In a statement on the South Lawn of the White House Saturday before leaving for a two-week vacation on Martha's Vineyard, President Obama said the U.S. will continue to provide military support in Iraq, but said there is “not going to be an American military solution to this problem." Instead, he called for a political resolution to violence that has gripped the country in recent months.

The president also spoke about two U.S. airdrops of food and water to members of the minority Yazidi religious group who have been stranded on Mount Sinjar since fleeing Sunni militants of the Islamic State in Iraq and Syria (ISIS/ISIL).

The U.S. conducted a number of rounds of airstrikes on ISIS forces Friday, firing on an artillery position, two mortar positions, and a stationary convoy near Erbil, according to Pentagon Spokesman Rear Admiral John Kirby. They are expected to continue if conditions on the ground warrant them.
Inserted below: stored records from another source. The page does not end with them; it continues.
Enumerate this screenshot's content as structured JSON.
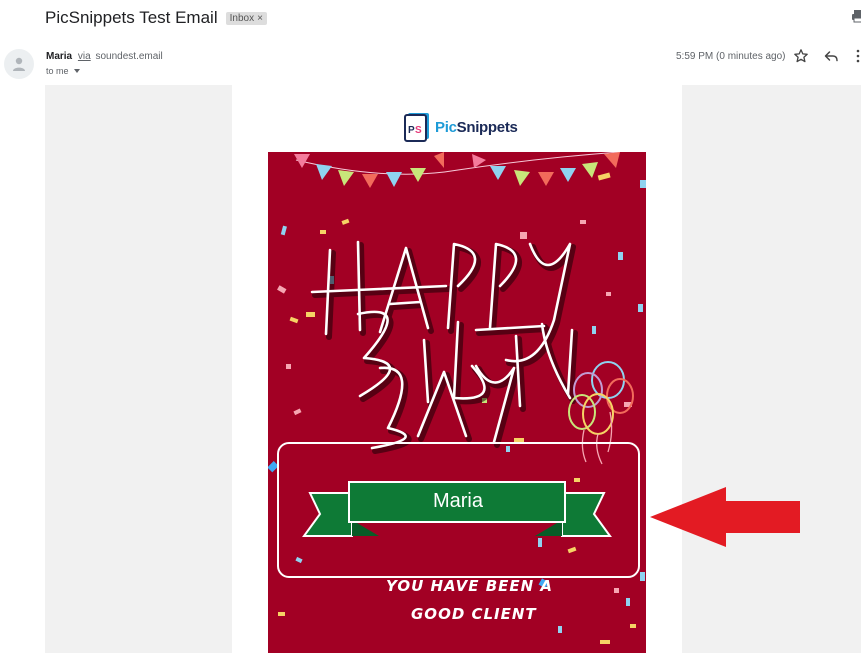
{
  "email": {
    "subject": "PicSnippets Test Email",
    "label": "Inbox",
    "label_remove": "×",
    "sender_name": "Maria",
    "sender_via": "via",
    "sender_domain": "soundest.email",
    "recipient": "to me",
    "timestamp": "5:59 PM (0 minutes ago)"
  },
  "icons": {
    "print": "print-icon",
    "avatar": "person-icon",
    "star": "star-icon",
    "reply": "reply-icon",
    "more": "more-vert-icon"
  },
  "content": {
    "logo": {
      "part1": "Pic",
      "part2": "Snippets"
    },
    "card": {
      "headline_graphic": "HAPPY BIRTHDAY",
      "ribbon_name": "Maria",
      "message_line1": "YOU HAVE BEEN A",
      "message_line2": "GOOD CLIENT"
    }
  },
  "colors": {
    "card_background": "#a20024",
    "ribbon": "#0e7a36",
    "arrow": "#e31b23",
    "logo_blue": "#1e9bd7",
    "logo_navy": "#1b2a57"
  }
}
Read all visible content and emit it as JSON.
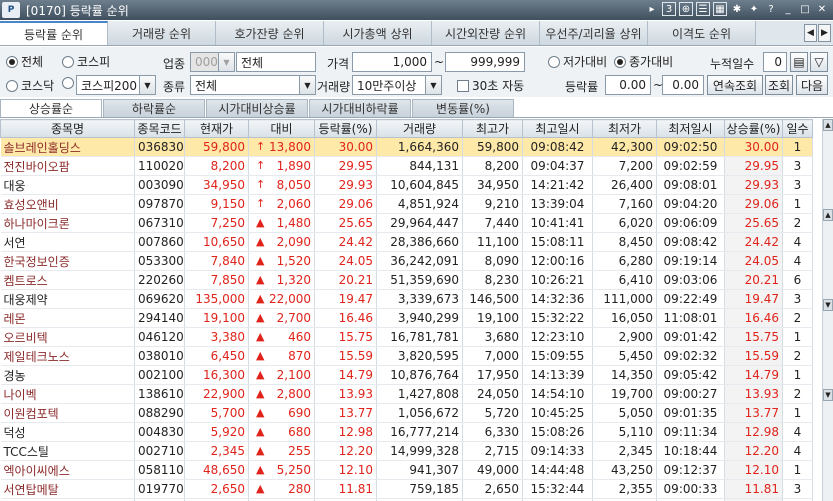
{
  "window": {
    "logo": "P",
    "title": "[0170] 등락률 순위",
    "page_num": "3"
  },
  "title_icons": [
    "nav-icon",
    "page-number-icon",
    "zoom-icon",
    "list-icon",
    "grid-icon",
    "pin-icon",
    "star-icon",
    "help-icon",
    "minimize-icon",
    "maximize-icon",
    "close-icon"
  ],
  "main_tabs": [
    "등락률 순위",
    "거래량 순위",
    "호가잔량 순위",
    "시가총액 상위",
    "시간외잔량 순위",
    "우선주/괴리율 상위",
    "이격도 순위"
  ],
  "filters": {
    "market_all": "전체",
    "market_kospi": "코스피",
    "market_kosdaq": "코스닥",
    "market_kospi200": "코스피200",
    "industry_label": "업종",
    "industry_code": "0000",
    "industry_value": "전체",
    "type_label": "종류",
    "type_value": "전체",
    "price_label": "가격",
    "price_min": "1,000",
    "price_tilde": "~",
    "price_max": "999,999",
    "volume_label": "거래량",
    "volume_value": "10만주이상",
    "auto_label": "30초 자동",
    "vs_low_label": "저가대비",
    "vs_close_label": "종가대비",
    "accum_days_label": "누적일수",
    "accum_days_value": "0",
    "rate_label": "등락률",
    "rate_min": "0.00",
    "rate_tilde": "~",
    "rate_max": "0.00",
    "continuous_btn": "연속조회",
    "query_btn": "조회",
    "next_btn": "다음"
  },
  "sub_tabs": [
    "상승률순",
    "하락률순",
    "시가대비상승률",
    "시가대비하락률",
    "변동률(%)"
  ],
  "table": {
    "headers": [
      "종목명",
      "종목코드",
      "현재가",
      "대비",
      "등락률(%)",
      "거래량",
      "최고가",
      "최고일시",
      "최저가",
      "최저일시",
      "상승률(%)",
      "일수"
    ],
    "rows": [
      [
        "솔브레인홀딩스",
        "036830",
        "59,800",
        "↑",
        "13,800",
        "30.00",
        "1,664,360",
        "59,800",
        "09:08:42",
        "42,300",
        "09:02:50",
        "30.00",
        "1"
      ],
      [
        "전진바이오팜",
        "110020",
        "8,200",
        "↑",
        "1,890",
        "29.95",
        "844,131",
        "8,200",
        "09:04:37",
        "7,200",
        "09:02:59",
        "29.95",
        "3"
      ],
      [
        "대웅",
        "003090",
        "34,950",
        "↑",
        "8,050",
        "29.93",
        "10,604,845",
        "34,950",
        "14:21:42",
        "26,400",
        "09:08:01",
        "29.93",
        "3"
      ],
      [
        "효성오앤비",
        "097870",
        "9,150",
        "↑",
        "2,060",
        "29.06",
        "4,851,924",
        "9,210",
        "13:39:04",
        "7,160",
        "09:04:20",
        "29.06",
        "1"
      ],
      [
        "하나마이크론",
        "067310",
        "7,250",
        "▲",
        "1,480",
        "25.65",
        "29,964,447",
        "7,440",
        "10:41:41",
        "6,020",
        "09:06:09",
        "25.65",
        "2"
      ],
      [
        "서연",
        "007860",
        "10,650",
        "▲",
        "2,090",
        "24.42",
        "28,386,660",
        "11,100",
        "15:08:11",
        "8,450",
        "09:08:42",
        "24.42",
        "4"
      ],
      [
        "한국정보인증",
        "053300",
        "7,840",
        "▲",
        "1,520",
        "24.05",
        "36,242,091",
        "8,090",
        "12:00:16",
        "6,280",
        "09:19:14",
        "24.05",
        "4"
      ],
      [
        "켐트로스",
        "220260",
        "7,850",
        "▲",
        "1,320",
        "20.21",
        "51,359,690",
        "8,230",
        "10:26:21",
        "6,410",
        "09:03:06",
        "20.21",
        "6"
      ],
      [
        "대웅제약",
        "069620",
        "135,000",
        "▲",
        "22,000",
        "19.47",
        "3,339,673",
        "146,500",
        "14:32:36",
        "111,000",
        "09:22:49",
        "19.47",
        "3"
      ],
      [
        "레몬",
        "294140",
        "19,100",
        "▲",
        "2,700",
        "16.46",
        "3,940,299",
        "19,100",
        "15:32:22",
        "16,050",
        "11:08:01",
        "16.46",
        "2"
      ],
      [
        "오르비텍",
        "046120",
        "3,380",
        "▲",
        "460",
        "15.75",
        "16,781,781",
        "3,680",
        "12:23:10",
        "2,900",
        "09:01:42",
        "15.75",
        "1"
      ],
      [
        "제일테크노스",
        "038010",
        "6,450",
        "▲",
        "870",
        "15.59",
        "3,820,595",
        "7,000",
        "15:09:55",
        "5,450",
        "09:02:32",
        "15.59",
        "2"
      ],
      [
        "경농",
        "002100",
        "16,300",
        "▲",
        "2,100",
        "14.79",
        "10,876,764",
        "17,950",
        "14:13:39",
        "14,350",
        "09:05:42",
        "14.79",
        "1"
      ],
      [
        "나이벡",
        "138610",
        "22,900",
        "▲",
        "2,800",
        "13.93",
        "1,427,808",
        "24,050",
        "14:54:10",
        "19,700",
        "09:00:27",
        "13.93",
        "2"
      ],
      [
        "이원컴포텍",
        "088290",
        "5,700",
        "▲",
        "690",
        "13.77",
        "1,056,672",
        "5,720",
        "10:45:25",
        "5,050",
        "09:01:35",
        "13.77",
        "1"
      ],
      [
        "덕성",
        "004830",
        "5,920",
        "▲",
        "680",
        "12.98",
        "16,777,214",
        "6,330",
        "15:08:26",
        "5,110",
        "09:11:34",
        "12.98",
        "4"
      ],
      [
        "TCC스틸",
        "002710",
        "2,345",
        "▲",
        "255",
        "12.20",
        "14,999,328",
        "2,715",
        "09:14:33",
        "2,345",
        "10:18:44",
        "12.20",
        "4"
      ],
      [
        "엑아이씨에스",
        "058110",
        "48,650",
        "▲",
        "5,250",
        "12.10",
        "941,307",
        "49,000",
        "14:44:48",
        "43,250",
        "09:12:37",
        "12.10",
        "1"
      ],
      [
        "서연탑메탈",
        "019770",
        "2,650",
        "▲",
        "280",
        "11.81",
        "759,185",
        "2,650",
        "15:32:44",
        "2,355",
        "09:00:33",
        "11.81",
        "3"
      ],
      [
        "씨젠",
        "096530",
        "310,600",
        "▲",
        "32,600",
        "11.73",
        "4,328,276",
        "314,500",
        "12:23:24",
        "280,700",
        "09:16:12",
        "11.73",
        "2"
      ]
    ],
    "name_colors": [
      "#8b2a2a",
      "#8b2a2a",
      "#222222",
      "#8b2a2a",
      "#8b2a2a",
      "#222222",
      "#8b2a2a",
      "#8b2a2a",
      "#222222",
      "#8b2a2a",
      "#8b2a2a",
      "#8b2a2a",
      "#222222",
      "#8b2a2a",
      "#8b2a2a",
      "#222222",
      "#222222",
      "#8b2a2a",
      "#8b2a2a",
      "#222222"
    ]
  },
  "colors": {
    "up": "#e0231b",
    "selected_row": "#ffe9a8",
    "accent": "#4a86c5"
  }
}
News of the initial strike early Friday morning came just hours after President Obama addressed the nation on his decision to authorize targeted strikes and a humanitarian mission in northern Iraq to help protect religious minorities and U.S. personnel already in the region from attack by the Islamic State in Iraq and Levant (ISIL/ISIS).

Congressional leaders were notified by the president on Thursday of possible military actions. However the administration did not seek congressional authority for the airstrikes. A formal letter was sent to Congress on Friday.

While supporting the airstrikes, House Speaker John Boehner (R-OH) also criticized the president's overall policy, saying, "The president’s authorization of airstrikes is appropriate, but like many Americans, I am dismayed by the ongoing absence of a strategy for countering the grave threat ISIS poses to the region."

The president said in June that he would consider targeted airstrikes if the situation warranted it. He made the comments after announcing he was sending 300 U.S. military advisers to the war-torn nation. There are now 800 offering assistance in the country.

Last month, House Republicans pushed for passage of a resolution barring President Obama from sending forces to Iraq in a "sustained combat role" without lawmaker approval. It was approved 370-40 following debate on the House floor held July 25. The measure was referred to the Senate, but no action was taken.

Friday's airstrikes make President Obama the fourth president in a row to carry out such actions in Iraq.